Task objective: For the entries below, state how many lines contain the string "name". Add nothing else.

Data shown:
______________________________
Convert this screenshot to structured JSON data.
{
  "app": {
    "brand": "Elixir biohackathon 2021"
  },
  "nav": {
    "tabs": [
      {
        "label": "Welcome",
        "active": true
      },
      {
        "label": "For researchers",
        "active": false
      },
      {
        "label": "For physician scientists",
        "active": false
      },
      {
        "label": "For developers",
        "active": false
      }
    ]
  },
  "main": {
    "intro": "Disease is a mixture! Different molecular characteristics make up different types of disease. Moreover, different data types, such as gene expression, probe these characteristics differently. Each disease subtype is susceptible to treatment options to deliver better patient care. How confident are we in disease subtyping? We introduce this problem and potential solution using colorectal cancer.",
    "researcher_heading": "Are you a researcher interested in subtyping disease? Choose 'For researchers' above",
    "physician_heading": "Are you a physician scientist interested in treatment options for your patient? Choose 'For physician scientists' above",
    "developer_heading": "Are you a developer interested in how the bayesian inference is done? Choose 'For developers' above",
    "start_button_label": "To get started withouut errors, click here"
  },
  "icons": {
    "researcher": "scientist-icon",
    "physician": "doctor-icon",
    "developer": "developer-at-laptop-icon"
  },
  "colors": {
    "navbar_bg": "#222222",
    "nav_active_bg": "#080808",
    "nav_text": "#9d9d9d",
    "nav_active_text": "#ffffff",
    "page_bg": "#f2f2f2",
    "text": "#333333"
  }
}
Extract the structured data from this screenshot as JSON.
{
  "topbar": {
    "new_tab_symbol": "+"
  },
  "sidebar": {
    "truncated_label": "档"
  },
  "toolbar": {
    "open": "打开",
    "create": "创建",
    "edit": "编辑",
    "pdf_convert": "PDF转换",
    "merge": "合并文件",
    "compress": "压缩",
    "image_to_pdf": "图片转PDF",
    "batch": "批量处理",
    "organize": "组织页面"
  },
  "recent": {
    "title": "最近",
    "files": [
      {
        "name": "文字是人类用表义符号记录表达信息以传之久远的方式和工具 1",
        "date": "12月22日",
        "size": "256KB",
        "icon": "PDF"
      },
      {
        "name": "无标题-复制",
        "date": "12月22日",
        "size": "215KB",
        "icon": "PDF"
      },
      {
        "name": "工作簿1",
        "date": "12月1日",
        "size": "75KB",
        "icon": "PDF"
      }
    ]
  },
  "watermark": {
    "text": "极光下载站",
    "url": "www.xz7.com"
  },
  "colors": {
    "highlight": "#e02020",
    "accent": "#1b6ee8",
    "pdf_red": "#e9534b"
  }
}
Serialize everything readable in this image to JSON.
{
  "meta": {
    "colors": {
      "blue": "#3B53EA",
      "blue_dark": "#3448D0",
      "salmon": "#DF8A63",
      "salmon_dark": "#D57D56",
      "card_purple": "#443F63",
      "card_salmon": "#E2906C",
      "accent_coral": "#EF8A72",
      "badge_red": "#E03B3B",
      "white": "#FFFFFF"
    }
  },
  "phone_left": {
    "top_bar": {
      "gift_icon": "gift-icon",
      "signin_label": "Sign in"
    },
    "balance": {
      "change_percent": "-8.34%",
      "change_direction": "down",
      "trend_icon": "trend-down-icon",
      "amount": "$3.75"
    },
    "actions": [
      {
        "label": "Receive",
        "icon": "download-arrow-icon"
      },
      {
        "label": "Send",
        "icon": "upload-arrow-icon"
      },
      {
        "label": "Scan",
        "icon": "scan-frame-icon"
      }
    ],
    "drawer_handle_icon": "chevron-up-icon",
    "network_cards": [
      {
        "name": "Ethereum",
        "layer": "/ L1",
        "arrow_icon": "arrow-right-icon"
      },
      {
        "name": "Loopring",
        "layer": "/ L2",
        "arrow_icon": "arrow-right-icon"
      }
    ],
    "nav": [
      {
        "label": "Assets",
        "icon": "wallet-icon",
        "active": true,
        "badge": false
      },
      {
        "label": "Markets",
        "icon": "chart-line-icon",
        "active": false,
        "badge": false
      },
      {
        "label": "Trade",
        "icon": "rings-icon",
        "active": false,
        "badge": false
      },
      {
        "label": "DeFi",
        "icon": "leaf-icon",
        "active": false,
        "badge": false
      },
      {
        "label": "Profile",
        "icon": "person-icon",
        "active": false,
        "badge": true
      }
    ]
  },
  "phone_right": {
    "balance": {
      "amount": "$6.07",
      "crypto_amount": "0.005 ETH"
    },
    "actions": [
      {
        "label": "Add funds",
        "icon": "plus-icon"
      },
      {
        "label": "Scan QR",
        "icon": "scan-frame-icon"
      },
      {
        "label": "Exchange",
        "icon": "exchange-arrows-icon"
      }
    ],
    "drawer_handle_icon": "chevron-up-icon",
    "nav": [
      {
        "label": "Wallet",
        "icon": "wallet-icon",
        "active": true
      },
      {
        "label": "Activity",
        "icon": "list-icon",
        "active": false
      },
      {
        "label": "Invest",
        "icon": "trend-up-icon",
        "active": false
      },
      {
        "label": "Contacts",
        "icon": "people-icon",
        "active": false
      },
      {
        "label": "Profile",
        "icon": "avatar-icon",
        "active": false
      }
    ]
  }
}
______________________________
Solution: 5